[Given data]
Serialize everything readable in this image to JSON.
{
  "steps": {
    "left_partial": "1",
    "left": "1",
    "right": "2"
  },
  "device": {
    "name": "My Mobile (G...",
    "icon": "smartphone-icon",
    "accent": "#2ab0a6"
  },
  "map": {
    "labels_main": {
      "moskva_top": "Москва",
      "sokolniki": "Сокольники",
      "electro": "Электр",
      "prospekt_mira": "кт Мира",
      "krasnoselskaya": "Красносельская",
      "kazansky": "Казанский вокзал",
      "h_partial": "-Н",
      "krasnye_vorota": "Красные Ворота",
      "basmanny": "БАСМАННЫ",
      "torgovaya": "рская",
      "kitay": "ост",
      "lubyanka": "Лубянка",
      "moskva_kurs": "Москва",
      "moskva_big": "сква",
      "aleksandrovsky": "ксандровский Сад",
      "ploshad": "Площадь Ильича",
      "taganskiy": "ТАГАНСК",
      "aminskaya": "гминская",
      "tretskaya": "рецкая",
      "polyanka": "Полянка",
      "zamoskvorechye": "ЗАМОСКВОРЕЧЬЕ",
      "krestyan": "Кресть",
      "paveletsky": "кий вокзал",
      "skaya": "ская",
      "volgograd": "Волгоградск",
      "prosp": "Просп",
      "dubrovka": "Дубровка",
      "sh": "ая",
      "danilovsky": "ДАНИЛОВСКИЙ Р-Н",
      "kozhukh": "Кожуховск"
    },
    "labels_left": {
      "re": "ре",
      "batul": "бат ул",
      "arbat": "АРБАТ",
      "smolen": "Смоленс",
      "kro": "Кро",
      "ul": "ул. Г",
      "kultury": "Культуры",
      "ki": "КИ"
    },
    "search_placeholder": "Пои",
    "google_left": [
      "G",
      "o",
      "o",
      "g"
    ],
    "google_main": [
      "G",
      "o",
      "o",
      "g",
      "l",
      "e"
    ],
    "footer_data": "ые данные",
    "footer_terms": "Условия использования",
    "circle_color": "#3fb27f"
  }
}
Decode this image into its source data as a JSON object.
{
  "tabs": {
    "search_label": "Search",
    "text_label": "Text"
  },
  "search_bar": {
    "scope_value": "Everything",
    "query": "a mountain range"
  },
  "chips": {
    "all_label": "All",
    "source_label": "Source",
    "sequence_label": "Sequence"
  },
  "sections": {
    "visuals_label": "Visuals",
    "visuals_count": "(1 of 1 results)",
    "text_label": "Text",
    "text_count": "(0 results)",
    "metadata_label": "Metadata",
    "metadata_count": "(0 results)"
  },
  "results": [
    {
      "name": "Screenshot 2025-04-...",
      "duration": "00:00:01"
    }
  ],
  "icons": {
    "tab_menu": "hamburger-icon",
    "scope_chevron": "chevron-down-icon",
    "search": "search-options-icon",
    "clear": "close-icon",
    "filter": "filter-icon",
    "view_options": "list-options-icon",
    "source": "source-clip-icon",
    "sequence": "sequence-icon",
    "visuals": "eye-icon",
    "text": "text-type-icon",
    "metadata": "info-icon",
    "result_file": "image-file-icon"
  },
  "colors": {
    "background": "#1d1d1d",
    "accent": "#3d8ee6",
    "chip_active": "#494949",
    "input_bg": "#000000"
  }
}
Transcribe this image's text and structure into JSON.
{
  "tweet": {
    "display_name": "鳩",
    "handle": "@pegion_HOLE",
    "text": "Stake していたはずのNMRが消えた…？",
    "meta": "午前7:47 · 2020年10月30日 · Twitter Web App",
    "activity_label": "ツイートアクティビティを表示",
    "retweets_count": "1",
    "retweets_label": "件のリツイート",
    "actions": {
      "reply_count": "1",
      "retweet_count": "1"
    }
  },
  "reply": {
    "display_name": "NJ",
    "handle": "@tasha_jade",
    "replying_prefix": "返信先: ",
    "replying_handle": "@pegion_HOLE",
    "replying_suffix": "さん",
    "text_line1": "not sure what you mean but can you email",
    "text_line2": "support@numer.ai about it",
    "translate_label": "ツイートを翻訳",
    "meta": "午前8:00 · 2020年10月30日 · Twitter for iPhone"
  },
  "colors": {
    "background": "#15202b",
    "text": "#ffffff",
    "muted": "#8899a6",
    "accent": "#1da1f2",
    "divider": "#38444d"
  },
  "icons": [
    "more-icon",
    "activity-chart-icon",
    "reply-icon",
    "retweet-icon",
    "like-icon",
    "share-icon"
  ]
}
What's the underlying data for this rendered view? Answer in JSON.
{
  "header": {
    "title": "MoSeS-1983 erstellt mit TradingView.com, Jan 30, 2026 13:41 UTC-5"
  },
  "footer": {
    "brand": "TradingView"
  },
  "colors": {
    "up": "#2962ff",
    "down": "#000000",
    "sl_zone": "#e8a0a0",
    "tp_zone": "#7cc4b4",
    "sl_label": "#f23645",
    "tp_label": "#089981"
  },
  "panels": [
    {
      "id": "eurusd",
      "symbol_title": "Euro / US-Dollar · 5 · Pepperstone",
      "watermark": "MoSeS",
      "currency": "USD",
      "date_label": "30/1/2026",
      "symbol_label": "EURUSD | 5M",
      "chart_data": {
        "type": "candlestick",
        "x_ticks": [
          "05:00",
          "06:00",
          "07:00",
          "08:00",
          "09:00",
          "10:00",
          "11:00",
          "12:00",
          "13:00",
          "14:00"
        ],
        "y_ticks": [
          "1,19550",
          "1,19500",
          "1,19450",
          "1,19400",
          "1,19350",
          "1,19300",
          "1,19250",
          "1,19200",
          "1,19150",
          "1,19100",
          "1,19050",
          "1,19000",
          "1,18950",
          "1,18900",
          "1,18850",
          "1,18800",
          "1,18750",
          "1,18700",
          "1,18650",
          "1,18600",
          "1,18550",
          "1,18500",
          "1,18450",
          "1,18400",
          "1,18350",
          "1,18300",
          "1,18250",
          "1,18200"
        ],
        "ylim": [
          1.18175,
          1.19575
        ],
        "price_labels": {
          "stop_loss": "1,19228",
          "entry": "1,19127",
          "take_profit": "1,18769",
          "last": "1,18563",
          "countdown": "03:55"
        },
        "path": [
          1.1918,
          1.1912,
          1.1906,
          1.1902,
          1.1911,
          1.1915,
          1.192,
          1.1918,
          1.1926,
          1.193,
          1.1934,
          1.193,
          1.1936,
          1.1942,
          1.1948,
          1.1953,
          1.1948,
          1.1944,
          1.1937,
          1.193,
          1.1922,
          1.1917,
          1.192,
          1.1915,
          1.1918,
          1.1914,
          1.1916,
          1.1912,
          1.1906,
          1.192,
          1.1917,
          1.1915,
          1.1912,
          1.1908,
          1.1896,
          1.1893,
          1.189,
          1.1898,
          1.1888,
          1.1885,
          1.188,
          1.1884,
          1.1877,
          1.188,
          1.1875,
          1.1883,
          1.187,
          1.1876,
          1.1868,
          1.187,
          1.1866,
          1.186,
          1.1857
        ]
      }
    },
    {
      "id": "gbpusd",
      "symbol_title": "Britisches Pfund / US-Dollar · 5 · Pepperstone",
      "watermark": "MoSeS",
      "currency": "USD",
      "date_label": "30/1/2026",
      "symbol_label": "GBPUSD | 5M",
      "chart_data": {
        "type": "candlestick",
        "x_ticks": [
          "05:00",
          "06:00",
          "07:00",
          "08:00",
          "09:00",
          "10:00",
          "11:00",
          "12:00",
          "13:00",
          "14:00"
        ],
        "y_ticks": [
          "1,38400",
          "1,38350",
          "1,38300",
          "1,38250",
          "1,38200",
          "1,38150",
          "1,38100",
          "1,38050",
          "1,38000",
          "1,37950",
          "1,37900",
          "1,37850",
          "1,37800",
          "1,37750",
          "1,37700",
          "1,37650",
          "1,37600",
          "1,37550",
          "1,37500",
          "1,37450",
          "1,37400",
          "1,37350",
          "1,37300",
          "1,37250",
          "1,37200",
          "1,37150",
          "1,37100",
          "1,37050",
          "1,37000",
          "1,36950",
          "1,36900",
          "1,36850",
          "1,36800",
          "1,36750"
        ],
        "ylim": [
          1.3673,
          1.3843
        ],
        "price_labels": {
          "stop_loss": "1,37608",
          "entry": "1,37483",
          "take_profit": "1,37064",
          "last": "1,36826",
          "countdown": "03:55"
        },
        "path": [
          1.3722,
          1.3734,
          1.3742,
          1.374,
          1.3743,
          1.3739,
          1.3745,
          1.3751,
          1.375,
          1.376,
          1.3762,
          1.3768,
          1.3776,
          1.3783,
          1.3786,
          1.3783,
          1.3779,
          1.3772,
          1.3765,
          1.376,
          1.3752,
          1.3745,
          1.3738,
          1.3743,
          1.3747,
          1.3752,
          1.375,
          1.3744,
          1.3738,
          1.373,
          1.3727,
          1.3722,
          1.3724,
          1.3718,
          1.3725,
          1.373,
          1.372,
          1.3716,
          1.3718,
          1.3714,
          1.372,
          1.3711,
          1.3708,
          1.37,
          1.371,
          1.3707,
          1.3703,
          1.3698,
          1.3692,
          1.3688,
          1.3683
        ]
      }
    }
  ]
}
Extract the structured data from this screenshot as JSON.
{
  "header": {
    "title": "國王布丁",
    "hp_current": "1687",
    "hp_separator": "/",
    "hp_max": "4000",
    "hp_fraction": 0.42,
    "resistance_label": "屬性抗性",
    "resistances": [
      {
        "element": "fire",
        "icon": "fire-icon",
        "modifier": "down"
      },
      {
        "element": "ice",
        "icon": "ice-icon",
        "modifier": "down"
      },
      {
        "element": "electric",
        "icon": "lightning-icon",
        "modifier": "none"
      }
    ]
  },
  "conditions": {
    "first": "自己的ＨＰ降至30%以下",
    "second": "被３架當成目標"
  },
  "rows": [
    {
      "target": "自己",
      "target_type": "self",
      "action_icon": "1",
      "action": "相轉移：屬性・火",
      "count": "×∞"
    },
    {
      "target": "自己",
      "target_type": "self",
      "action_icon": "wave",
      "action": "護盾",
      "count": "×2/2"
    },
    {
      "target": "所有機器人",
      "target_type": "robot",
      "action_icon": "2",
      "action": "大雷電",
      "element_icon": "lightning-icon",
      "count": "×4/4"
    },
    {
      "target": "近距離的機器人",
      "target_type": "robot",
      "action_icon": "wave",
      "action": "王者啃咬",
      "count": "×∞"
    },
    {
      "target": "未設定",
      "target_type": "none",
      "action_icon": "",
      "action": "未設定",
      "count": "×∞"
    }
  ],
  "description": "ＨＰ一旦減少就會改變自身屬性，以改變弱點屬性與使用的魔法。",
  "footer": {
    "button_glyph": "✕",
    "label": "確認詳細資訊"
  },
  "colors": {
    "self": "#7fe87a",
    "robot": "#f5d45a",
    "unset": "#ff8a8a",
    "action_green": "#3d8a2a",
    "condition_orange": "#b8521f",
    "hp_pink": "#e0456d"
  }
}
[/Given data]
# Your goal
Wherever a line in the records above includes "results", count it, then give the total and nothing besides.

# Result below
4